Suppliers and auto makers frequently fail to see eye-to-eye, but they apparently agree that rising health-care costs make it more difficult for either to compete globally.
Supplier and OEM employees participating in Ward's 27th Annual Supplier Survey also say their health-care coverage is not as comprehensive as it was five years ago, and both sides tend to view blue-collar workers as unwilling to accept concessions to ease the health-care burdens that are threatening the viability of Detroit auto makers.
The United Auto Workers union appears ready for a fight when it comes to protecting the generous health-care coverage it has negotiated with the Big Three. Judging by comments from survey participants — who generally represent white-collar sentiments — it appears a nasty fight is brewing.
“Any real solutions must address the parasites of the UAW,” writes an OEM respondent. “At my facility (R&D), you could fire half of them and see no effect.”
Another OEM representative agrees the UAW needs to be part of the solution. “They have their heads in the sand and live in denial,” he writes. “The party is over, boys. Get competitive, or all our jobs are going overseas.”
Not all survey participants take such a hard-line approach to the UAW.
One OEM respondent calls the UAW “not totally unrealistic.” Another writes, “The UAW members that I speak with are willing to contribute, but they would like to see better decision making at the top.”
One blue-collar worker from an OEM writes, “We don't mind sharing cost, but the company or workers can't control high costs.”
Many survey participants say the health-care crisis confronting Detroit extends well beyond Solidarity House. “At this point, everybody should step up and contribute more out of their own pocket,” writes an OEM employee.
One supplier respondent says health-care concessions cannot be targeted primarily at blue-collar workers. “We would also like to see the same from upper management,” he writes.
An OEM participant says the UAW might not be so rigid if so many top OEM executives were not taking home 7-digit paychecks. “Excessive salaries of the auto executives are a major cost drain on the U.S. companies,” he says.
A colleague says his company's current management is not responsible for the health-care problem. “It was the previous executives who did the math wrong.”
The survey finds significant disagreement between suppliers and OEMs with regard to the sticky issue of legislative intervention in Detroit's health-care woes.
Nearly one-half of supplier respondents say the Big Three are asking for too much government support and not doing enough to control health-care costs themselves.
“Government should not subsidize ‘golden benefits’ that a few auto workers have, but the rest of the nation does not have,” writes one supplier respondent.
“They let their cost go out of control and expect the suppliers to continue to support their poor management,” writes another.
Washington intervention, however, is a scary prospect for some.
“Government support will not make it any better,” a supplier employee writes. “More government costs more.”
Conversely, more than half of OEM participants cited no problem with the Big Three seeking help from Washington.
Competing in an increasingly global industry requires new thinking about the subject of national health care, some argue. “Japanese companies receive health-care support from their government,” a supplier respondent writes. “Thus, the U.S. needs to provide support to all U.S. companies.”
Another supplier employee agrees: “We can't compete with India and China otherwise.”
An OEM participant says the government needs to place a cap on prescription-drug and hospital costs and doctors' salaries. “Health care is the only industry that is allowed to run totally out of control,” he writes.
Another OEM colleague wants Washington to act, as well. “We don't want to see the steel industry debacle repeat itself,” he says.
The health-care crisis is hitting the Big Three hard., for instance, estimates it will pay $5.6 billion this year for employee and retiree health care.
But the pain is trickling down to Big Three suppliers, too.
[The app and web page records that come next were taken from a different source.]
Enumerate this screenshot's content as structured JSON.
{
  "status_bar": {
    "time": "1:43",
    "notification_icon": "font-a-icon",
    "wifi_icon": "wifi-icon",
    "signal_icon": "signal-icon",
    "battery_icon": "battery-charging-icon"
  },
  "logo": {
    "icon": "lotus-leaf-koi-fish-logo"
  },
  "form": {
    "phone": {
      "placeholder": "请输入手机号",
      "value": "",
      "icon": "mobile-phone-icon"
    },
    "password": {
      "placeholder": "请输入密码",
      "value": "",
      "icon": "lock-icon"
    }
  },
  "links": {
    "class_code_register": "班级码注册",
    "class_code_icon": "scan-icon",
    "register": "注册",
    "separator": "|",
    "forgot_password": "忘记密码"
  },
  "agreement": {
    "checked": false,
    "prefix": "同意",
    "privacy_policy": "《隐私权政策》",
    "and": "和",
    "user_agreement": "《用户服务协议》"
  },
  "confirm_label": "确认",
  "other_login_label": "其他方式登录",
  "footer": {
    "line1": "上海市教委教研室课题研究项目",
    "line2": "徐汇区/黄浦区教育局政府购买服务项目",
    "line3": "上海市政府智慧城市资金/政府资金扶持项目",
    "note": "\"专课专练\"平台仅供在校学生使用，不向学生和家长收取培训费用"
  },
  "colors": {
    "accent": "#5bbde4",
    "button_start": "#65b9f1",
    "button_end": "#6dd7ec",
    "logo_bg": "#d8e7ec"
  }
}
More than half of supplier respondents to this year's survey say Detroit's crisis is hurting their companies' bottom lines.
|Significant concessions from unions||18.0%||21.7%|
|Getting tough on health-care suppliers||18.6%||23.8%|
|More employee cost sharing||7.8%||8.4%|
|Checked multiple answers||14.4%||12.6%|
- “Corporate America is bearing a burden that European governments carry. We need balance on national health care.”
- “We need to hold the UAW accountable for competitive disadvantage.”
- “I can't be the only one who thinks spending BILLIONS for health care is ridiculous!”
- “Health-care costs are high because of the lawyers. Limit the outrageous awards, and health-care costs will come down. Or we could outlaw lawyers.”
- “The UAW health-care plan is not sustainable.”
- “They should have formed the Big Three Insurance Co.”
- “Sharing costs is better than no benefits.”
- “Benefits are decreasing while premiums are increasing already.”
- “Blue-collar workers don't understand they are competing with foreign labor.”
- “Cuts in health insurance are a direct pay cut.”
- “No one wants to pay more for less. Also, Tier 1 suppliers tend to resent Big Three employees' lucrative benefits and bonuses.”
- “Blue-collar workers must share health care costs, or we will go bankrupt.”
- “We are so used to getting something for nothing. It's about time we shoulder part of the burden and be responsible.”
Watch for full results of the 27th Annual Supplier Survey, as well as analysis of the findings on our website, www.WardsAuto.com